──────── DATA FOR REVIEW

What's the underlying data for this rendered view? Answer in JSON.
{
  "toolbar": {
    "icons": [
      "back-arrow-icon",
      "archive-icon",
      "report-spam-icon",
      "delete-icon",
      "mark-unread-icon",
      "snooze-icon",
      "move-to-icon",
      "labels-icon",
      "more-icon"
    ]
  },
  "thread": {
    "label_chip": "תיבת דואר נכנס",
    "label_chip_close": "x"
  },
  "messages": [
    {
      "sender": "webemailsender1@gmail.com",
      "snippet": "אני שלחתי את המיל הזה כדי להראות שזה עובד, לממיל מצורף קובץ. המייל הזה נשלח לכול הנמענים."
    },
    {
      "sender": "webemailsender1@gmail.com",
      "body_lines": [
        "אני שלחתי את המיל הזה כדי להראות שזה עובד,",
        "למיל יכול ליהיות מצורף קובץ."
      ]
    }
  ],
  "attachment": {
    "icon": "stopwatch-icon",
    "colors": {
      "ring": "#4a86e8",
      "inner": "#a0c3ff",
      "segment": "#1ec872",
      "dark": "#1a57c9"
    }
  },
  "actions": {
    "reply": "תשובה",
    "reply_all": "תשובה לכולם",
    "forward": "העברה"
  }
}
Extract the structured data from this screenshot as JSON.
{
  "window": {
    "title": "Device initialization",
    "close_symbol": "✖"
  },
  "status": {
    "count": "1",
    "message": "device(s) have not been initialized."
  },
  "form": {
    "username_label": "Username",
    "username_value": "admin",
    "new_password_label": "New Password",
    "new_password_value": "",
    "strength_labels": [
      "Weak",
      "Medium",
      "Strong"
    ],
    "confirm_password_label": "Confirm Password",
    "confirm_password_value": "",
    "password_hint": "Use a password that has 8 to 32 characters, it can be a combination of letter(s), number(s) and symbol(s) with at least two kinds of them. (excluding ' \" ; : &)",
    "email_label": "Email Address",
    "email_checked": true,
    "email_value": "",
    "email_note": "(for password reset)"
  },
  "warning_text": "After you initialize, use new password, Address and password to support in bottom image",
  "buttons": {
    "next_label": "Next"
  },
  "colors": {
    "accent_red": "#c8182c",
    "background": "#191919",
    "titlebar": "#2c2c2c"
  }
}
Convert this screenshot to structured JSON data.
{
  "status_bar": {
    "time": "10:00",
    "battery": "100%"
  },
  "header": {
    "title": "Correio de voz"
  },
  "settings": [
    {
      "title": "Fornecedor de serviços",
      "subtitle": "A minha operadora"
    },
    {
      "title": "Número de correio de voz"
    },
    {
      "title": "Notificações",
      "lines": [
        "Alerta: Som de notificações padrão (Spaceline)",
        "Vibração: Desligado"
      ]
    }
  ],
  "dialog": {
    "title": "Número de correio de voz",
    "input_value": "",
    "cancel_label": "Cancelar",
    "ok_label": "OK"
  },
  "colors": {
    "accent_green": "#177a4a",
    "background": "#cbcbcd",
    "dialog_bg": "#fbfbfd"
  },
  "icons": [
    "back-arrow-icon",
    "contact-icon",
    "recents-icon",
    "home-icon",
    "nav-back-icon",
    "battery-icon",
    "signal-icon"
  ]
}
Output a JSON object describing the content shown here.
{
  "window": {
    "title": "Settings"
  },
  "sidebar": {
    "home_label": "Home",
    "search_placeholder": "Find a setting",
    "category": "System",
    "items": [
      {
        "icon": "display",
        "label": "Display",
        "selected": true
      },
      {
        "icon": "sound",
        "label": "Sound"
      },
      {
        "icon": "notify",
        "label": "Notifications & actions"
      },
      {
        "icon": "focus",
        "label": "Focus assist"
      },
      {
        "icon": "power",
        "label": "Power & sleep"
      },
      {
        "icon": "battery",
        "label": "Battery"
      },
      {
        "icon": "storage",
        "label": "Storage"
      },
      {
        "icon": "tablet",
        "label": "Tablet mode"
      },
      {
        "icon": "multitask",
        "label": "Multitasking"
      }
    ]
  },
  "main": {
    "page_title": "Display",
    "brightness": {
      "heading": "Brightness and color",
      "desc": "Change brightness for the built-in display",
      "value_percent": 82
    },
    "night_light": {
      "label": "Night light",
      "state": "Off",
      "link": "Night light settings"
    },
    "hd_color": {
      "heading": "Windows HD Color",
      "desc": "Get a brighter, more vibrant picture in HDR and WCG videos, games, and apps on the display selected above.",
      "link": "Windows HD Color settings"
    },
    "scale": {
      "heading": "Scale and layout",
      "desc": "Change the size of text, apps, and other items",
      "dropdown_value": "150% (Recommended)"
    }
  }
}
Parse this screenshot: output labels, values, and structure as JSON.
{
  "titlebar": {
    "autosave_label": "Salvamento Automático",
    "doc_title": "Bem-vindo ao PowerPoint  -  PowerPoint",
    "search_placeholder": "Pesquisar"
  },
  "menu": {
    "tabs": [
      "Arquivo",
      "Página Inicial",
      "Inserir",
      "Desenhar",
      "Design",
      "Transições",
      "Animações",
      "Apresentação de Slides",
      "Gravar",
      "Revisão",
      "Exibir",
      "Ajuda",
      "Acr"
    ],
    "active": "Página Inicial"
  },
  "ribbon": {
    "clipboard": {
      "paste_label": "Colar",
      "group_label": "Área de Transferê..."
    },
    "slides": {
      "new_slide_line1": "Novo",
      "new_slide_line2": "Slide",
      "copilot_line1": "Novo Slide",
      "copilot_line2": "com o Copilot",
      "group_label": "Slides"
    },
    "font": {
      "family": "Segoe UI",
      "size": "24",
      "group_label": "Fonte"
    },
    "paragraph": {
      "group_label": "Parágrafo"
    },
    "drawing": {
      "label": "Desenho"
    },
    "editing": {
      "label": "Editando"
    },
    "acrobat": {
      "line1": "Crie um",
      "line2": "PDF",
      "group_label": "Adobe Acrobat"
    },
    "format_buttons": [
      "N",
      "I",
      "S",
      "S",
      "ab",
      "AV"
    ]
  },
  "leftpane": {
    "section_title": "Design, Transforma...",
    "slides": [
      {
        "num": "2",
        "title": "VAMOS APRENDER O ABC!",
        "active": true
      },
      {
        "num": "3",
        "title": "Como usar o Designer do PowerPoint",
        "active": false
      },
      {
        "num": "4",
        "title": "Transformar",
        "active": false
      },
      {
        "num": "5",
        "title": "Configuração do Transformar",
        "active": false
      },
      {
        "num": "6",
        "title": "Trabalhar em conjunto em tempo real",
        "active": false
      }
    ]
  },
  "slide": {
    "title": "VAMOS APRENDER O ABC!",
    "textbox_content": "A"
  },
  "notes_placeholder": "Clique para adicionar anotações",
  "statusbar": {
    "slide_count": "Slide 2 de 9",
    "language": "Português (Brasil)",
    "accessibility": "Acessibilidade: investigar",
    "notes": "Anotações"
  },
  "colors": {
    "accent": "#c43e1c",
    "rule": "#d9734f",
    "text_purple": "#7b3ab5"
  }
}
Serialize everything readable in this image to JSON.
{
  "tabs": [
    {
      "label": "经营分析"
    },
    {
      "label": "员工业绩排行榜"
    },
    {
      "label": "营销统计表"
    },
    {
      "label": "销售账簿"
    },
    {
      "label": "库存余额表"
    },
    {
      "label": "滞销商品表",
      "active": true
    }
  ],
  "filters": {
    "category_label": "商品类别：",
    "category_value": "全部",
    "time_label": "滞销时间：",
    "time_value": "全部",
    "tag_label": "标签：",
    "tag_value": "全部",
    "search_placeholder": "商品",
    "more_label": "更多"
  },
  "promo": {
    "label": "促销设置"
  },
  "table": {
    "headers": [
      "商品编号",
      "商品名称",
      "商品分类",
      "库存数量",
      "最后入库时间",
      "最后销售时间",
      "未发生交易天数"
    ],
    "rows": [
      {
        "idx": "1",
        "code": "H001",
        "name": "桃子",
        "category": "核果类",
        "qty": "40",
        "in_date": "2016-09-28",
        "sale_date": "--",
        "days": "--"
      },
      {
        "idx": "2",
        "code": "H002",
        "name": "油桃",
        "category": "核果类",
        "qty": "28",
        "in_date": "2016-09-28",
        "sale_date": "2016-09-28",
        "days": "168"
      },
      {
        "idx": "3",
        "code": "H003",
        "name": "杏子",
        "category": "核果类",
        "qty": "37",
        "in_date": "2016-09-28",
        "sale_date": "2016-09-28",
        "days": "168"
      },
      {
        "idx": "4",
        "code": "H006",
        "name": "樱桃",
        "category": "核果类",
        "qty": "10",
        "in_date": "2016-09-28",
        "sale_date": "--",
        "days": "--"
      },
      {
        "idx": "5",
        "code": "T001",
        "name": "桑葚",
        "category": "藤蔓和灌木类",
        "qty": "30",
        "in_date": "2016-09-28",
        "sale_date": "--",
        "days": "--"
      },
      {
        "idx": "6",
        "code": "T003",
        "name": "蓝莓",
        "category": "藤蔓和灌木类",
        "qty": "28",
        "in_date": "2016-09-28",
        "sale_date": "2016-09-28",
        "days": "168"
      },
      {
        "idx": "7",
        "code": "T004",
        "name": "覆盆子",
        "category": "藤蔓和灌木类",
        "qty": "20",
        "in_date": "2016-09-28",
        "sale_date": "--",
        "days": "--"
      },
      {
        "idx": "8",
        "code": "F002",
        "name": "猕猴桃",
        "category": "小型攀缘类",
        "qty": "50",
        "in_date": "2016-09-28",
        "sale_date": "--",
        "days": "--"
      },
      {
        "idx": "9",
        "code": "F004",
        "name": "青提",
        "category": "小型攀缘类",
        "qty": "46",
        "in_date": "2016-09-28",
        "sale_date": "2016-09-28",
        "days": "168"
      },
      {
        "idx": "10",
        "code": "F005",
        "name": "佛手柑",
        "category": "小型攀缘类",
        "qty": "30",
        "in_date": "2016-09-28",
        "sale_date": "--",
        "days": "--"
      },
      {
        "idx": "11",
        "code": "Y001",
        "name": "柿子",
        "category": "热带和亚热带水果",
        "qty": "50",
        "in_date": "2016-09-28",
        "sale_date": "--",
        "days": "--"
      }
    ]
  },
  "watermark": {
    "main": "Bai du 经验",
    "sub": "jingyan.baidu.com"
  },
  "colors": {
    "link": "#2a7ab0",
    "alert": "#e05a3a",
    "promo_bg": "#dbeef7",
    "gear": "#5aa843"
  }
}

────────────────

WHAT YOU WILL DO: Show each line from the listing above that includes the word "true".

TASK SOLUTION:
    "email_checked": true,
        "selected": true
        "active": true
      "active": true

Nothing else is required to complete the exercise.